I find it difficult to explain why I find nature fascinating. What could be so beautiful about a lobster with a poisonous tail, an armadillo which is a strange shape or the platypus which could be called God’s idea of a practical joke.
I can’t explain adequately why sand and sun are ‘warmer’ than the stuff that cyber-punks live on. The joy of watching an animated ‘sloth’ bear, the sun-sinking over clouds or the spotting the Himalayas after days of waiting for it. These are tranquil excitements (if there is such a thing) and I would only ruin it if I were to attempt to describe them.
One such ‘natural’ phenomena that I find thrilling, though, are mass animal migrations. The Red Crab migration and Wildebeest migration are two such.
Red Crabs are Christmas Island’s most conspicuous residents thanks to their orange-scarlet colour and the fact that are by far the largest of fourteen crab species on the island, each over a 116mm across. Interestingly, Red Crabs like flowers! As is the case with most migrations, red crabs too migrate to breed and they migrate to the sea.
Around October Red Crabs begin a spectacular migration. Like all crabs (and Cancerians) they have a loony tinge to them. Migration is closely linked to the phases of the moon and the high tide. Take a look at these pictures of the Red Crab migration:
The other incredible migration is an African phenomen. Easily a great spectacle, close to two million zebra and Wildebeest migrate across the Serengiti (grassy plains) into Masai Mara which is now a game preserve. The Wildebeest also called the Gnu (remember fairy-tales?) is basically an antelope of sorts.
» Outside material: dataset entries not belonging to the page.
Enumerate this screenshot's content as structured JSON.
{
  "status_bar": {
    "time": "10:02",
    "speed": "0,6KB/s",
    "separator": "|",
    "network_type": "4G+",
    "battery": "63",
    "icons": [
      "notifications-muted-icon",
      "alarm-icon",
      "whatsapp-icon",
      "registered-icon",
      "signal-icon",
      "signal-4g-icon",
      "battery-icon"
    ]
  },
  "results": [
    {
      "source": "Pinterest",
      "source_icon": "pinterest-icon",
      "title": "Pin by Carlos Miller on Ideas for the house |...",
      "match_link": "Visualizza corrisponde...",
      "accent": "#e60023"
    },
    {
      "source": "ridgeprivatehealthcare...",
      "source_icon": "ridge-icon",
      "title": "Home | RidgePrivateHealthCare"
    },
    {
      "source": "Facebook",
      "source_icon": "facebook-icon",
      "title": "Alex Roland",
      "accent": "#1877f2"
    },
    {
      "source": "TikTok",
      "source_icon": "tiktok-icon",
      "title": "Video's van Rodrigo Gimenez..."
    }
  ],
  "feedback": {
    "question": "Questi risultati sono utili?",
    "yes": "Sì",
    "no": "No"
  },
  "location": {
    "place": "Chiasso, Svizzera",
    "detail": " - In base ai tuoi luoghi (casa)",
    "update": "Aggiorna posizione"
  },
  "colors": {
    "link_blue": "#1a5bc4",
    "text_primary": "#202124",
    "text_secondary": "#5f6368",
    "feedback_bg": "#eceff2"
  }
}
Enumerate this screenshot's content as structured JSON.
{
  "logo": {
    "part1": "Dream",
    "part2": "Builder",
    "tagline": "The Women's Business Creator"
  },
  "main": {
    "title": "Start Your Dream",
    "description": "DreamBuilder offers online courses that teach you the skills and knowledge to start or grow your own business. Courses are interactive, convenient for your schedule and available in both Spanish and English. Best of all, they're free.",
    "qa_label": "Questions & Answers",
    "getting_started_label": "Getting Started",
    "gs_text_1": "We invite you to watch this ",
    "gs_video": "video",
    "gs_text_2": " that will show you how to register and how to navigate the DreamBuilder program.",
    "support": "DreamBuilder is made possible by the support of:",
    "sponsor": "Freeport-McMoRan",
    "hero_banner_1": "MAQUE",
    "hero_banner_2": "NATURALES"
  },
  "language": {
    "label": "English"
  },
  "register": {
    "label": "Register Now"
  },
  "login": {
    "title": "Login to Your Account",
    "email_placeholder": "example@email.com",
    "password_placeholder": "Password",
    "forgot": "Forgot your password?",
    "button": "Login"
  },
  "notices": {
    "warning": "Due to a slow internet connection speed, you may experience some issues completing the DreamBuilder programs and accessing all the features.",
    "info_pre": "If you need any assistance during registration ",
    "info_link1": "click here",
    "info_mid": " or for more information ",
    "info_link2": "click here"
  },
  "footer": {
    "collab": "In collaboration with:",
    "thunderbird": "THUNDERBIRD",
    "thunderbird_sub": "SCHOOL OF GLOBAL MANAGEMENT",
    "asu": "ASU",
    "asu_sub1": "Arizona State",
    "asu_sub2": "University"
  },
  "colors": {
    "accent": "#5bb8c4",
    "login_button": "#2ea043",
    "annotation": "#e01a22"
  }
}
Its grunts for most part make it sound like a large croaking frog– the migration involves more than eight hundred miles of travel mostly by one particular kind of Wildebeest which sports a great long white beard. A marathon of old men, eh!